Blogging can be a great side hustle. Though the income may not be steady and it can take awhile to get rolling, there are a few steps you can take to ensure success. I would recommend that before you start thinking about money, you start thinking about the topics you are truly passionate about. What can you talk about and learn about for days? That’s exactly what you’ll be doing for years to come, after all. Get some more tips on starting a blog here: How to Start a Blog and Make Money in 7 Steps
You don’t have to pay rent. Other than possibly upgrading your internet service to allow for more speed, working from home won’t cost you any more than your current living expenses. Find an unused corner in the basement, work out of your guest room, or clear off your dining room table. Your apartment rent or mortgage payment won’t change, and you’re utilizing the space you have anyway to actually make money.

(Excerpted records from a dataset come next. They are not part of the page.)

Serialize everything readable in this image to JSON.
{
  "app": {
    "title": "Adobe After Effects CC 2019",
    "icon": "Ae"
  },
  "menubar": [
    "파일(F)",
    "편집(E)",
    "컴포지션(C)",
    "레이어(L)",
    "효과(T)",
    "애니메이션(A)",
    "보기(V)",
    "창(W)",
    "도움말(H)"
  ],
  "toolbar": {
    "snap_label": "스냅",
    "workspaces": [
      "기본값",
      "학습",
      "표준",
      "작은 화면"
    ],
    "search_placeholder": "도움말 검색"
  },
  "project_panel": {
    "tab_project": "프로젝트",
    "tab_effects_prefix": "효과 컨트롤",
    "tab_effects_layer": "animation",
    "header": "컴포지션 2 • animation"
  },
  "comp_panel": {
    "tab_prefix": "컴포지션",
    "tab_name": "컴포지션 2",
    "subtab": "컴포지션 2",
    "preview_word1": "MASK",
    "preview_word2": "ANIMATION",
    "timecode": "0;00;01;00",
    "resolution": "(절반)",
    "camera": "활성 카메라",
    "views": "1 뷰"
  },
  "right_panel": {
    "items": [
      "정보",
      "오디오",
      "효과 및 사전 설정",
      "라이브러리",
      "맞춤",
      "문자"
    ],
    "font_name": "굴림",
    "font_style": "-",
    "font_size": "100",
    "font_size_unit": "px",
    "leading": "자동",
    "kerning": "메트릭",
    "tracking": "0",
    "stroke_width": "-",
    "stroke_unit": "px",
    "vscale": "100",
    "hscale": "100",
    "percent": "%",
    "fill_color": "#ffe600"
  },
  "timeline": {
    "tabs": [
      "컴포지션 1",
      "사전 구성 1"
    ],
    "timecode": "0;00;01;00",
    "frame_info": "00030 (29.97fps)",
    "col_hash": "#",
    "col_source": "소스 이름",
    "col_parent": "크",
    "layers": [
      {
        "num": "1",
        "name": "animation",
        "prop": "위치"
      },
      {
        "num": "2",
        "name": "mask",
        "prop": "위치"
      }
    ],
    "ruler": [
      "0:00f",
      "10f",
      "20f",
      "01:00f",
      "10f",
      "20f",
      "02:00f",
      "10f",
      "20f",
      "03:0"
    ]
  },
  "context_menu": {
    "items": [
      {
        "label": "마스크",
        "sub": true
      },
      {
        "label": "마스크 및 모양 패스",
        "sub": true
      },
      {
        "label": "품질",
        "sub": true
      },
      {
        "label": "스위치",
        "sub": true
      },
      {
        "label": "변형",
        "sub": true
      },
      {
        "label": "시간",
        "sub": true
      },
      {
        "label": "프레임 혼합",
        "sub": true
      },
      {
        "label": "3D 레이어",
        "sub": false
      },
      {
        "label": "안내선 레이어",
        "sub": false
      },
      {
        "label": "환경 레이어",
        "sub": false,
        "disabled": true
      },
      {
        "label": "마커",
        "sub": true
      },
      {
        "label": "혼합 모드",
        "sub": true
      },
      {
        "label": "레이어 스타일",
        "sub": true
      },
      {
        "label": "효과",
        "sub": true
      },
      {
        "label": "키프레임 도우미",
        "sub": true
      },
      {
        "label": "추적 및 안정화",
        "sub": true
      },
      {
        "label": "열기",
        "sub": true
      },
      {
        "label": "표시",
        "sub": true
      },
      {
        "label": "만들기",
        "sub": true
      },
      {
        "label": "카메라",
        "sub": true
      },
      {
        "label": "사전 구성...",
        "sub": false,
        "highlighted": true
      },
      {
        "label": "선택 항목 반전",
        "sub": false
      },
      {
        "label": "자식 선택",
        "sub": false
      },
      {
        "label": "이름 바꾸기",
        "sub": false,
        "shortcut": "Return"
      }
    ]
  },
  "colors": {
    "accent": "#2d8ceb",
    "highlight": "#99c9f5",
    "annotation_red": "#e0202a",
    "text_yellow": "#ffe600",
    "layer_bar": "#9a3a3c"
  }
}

Many work-at-home companies hire you as an independent contractor as opposed to an employee. That means you are responsible for submitting your own tax payments. Taxes won't be taken out of your check like you are probably used to. It's so important that you keep good records of your income – and expenses. I highly recommend Quickbooks Self-Employed.
The tax benefits of operating a home office can be lucrative. If your situation qualifies, you can deduct a portion of your home's expenses, such as mortgage interest, property taxes, utilities and repairs and maintenance, against your business income. To qualify, your home office must be your principal place of business and you can only deduct the proportionate amounts of the total expense which are directly related to your business. Although you cannot create a loss with your home office expenses, you can carry them forward to future tax years if you do not have enough business income to use them up in the current year. (Running your own business has both personal and financial perks.
Personal finance software can go a long way in helping you to take control of your money and meeting your financial goals. It’s important to note, however, that some focus more on budgeting and expense tracking while others prioritize investing portfolios and income taxes. Explore several different programs and read reviews to find the one that’s right for you.
“Many people talk about ‘finding’ a niche as if it were something under a rock or at the end of the rainbow, ready-made. That's nonsense,” says Lynda Falkenstein, author of Nichecraft: Using Your Specialness to Focus Your Business, Corner Your Market and Make Customers Seek You Out. Good niches don't just fall into your lap; they must be carefully crafted.